Urticaria (commonly known as hives) are mosquito bite like swellings on the surface of the skin that range in size from a few millimetres to several centimetres. They may last minutes or hours and can change shape from round to oval, forming rings or patches. The skin swelling seen in urticaria is due to the release of chemicals such as histamine from mast cells in the skin that causes small blood vessels to leak. They are often itchy, but sometimes may not be itchy at all. Read more...
Eczema (Atopic Dermatitis)
Eczema (Atopic Dermatitis) is a condition that affects the skin, causing redness, itching and oozing.
Eczema mostly occurs in infants, with around 1 in 5 children under 2 years of age affected1. It is common for people with eczema to have or develop allergies, suggesting that inherited (genetic) factors play a role in eczema development. There is currently no cure available for eczema, but it can be effectively treated and managed. Read more...

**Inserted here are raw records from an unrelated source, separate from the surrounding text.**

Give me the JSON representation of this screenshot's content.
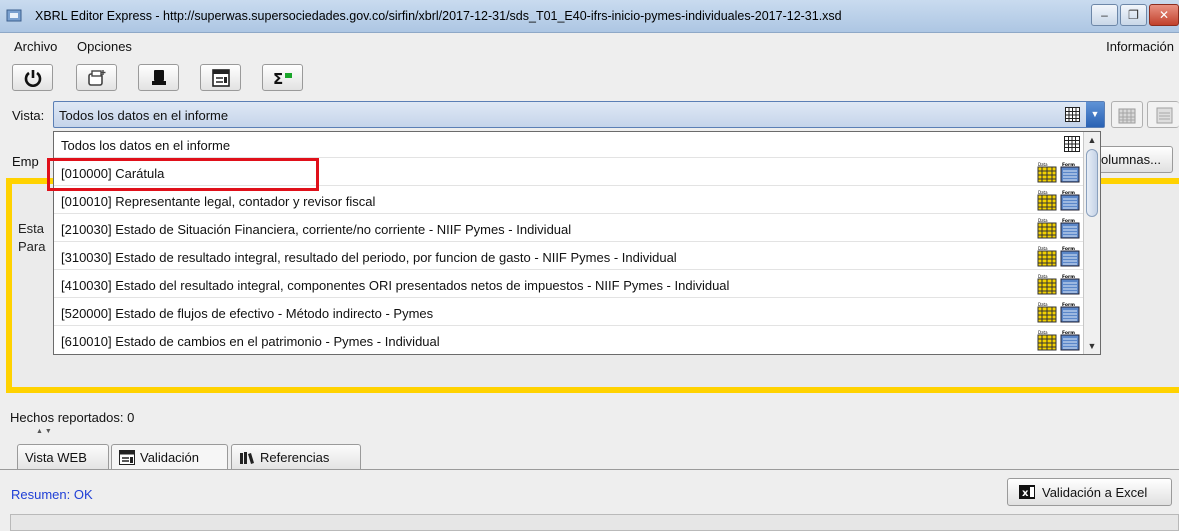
{
  "window": {
    "title": "XBRL Editor Express - http://superwas.supersociedades.gov.co/sirfin/xbrl/2017-12-31/sds_T01_E40-ifrs-inicio-pymes-individuales-2017-12-31.xsd",
    "minimize": "–",
    "maximize": "❐",
    "close": "✕"
  },
  "menubar": {
    "items": [
      "Archivo",
      "Opciones"
    ],
    "info": "Información"
  },
  "toolbar": {
    "buttons": [
      "power-icon",
      "new-document-icon",
      "stamp-icon",
      "form-icon",
      "sigma-icon"
    ]
  },
  "vista": {
    "label": "Vista:",
    "selected": "Todos los datos en el informe",
    "options": [
      "Todos los datos en el informe",
      "[010000] Carátula",
      "[010010] Representante legal, contador y revisor fiscal",
      "[210030] Estado de Situación Financiera, corriente/no corriente - NIIF Pymes - Individual",
      "[310030] Estado de resultado integral, resultado del periodo, por funcion de gasto - NIIF Pymes - Individual",
      "[410030] Estado del resultado integral, componentes ORI presentados netos de impuestos - NIIF Pymes - Individual",
      "[520000] Estado de flujos de efectivo - Método indirecto - Pymes",
      "[610010] Estado de cambios en el patrimonio - Pymes - Individual"
    ],
    "highlighted_option": "[010000] Carátula"
  },
  "empresa": {
    "label": "Emp"
  },
  "columnas": {
    "label": "olumnas..."
  },
  "panel": {
    "line1": "Esta",
    "line2": "Para"
  },
  "hechos": {
    "label": "Hechos reportados: 0"
  },
  "tabs": [
    {
      "label": "Vista WEB",
      "icon": ""
    },
    {
      "label": "Validación",
      "icon": "validation-icon"
    },
    {
      "label": "Referencias",
      "icon": "books-icon"
    }
  ],
  "status": {
    "resumen": "Resumen: OK",
    "excel_button": "Validación a Excel"
  },
  "colors": {
    "highlight": "#e0101a",
    "panel_border": "#ffd200",
    "status_text": "#1f3fd6"
  }
}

This a broad group of allergic conditions involving inflammation of the thin membrane that covers the inside of the eyelids and the eye, known as the conjunctiva. The commoner conditions are mild and do not affect the cornea, but the rarer diseases do involve the cornea and can be sight- threatening.
People with allergic conjunctivitis experience itching, watering and redness of the eye, and most people with these symptoms also have allergic rhinitis (or hayfever). Typically, seasonal allergic conjunctivitis follows exposure to pollen in the springtime and can be quite dramatic and debilitating. Perennial allergic conjunctivitis occurs all year round and is usually a milder form of conjunctivitis caused by more persistent exposures to allergens such as house dust mites.
Allergic conjunctivitis is triggered by the same allergens that trigger nasal allergies or allergic rhinitis. Seasonal allergic rhinitis is triggered by pollen in the air during Spring and early Summer and the pattern and plants causing it will vary from region to region. In Australia, grass pollen is the most common cause. Read more...
Allergic Rhinitis (hayfever)
Allergic Rhinitis (hayfever) is one of the most common allergic conditions, affecting 1 in 5 people in Australia. It is caused by the body’s immune system reacting to common environmental substances such as pollen, house dust mite, moulds and animal danders. Common symptoms include runny nose, rubbing of the nose, itchy nose, sneezing, itchy, watery eyes and blocked nose and snoring at night.
Many people with asthma also have allergic rhinitis. When allergic rhinitis is well controlled, asthma symptoms are easier to control as well. When symptoms are longterm, allergic rhinitis may be associated with complications such as snoring, chronic tiredness, ear and sinus infections.
Symptoms may be regarded as mild when there is no disturbance in sleep, leisure, school or work activities and moderate/severe when there is disturbance to sleep, leisure, school or work activities. Read more...
Content updated January 2017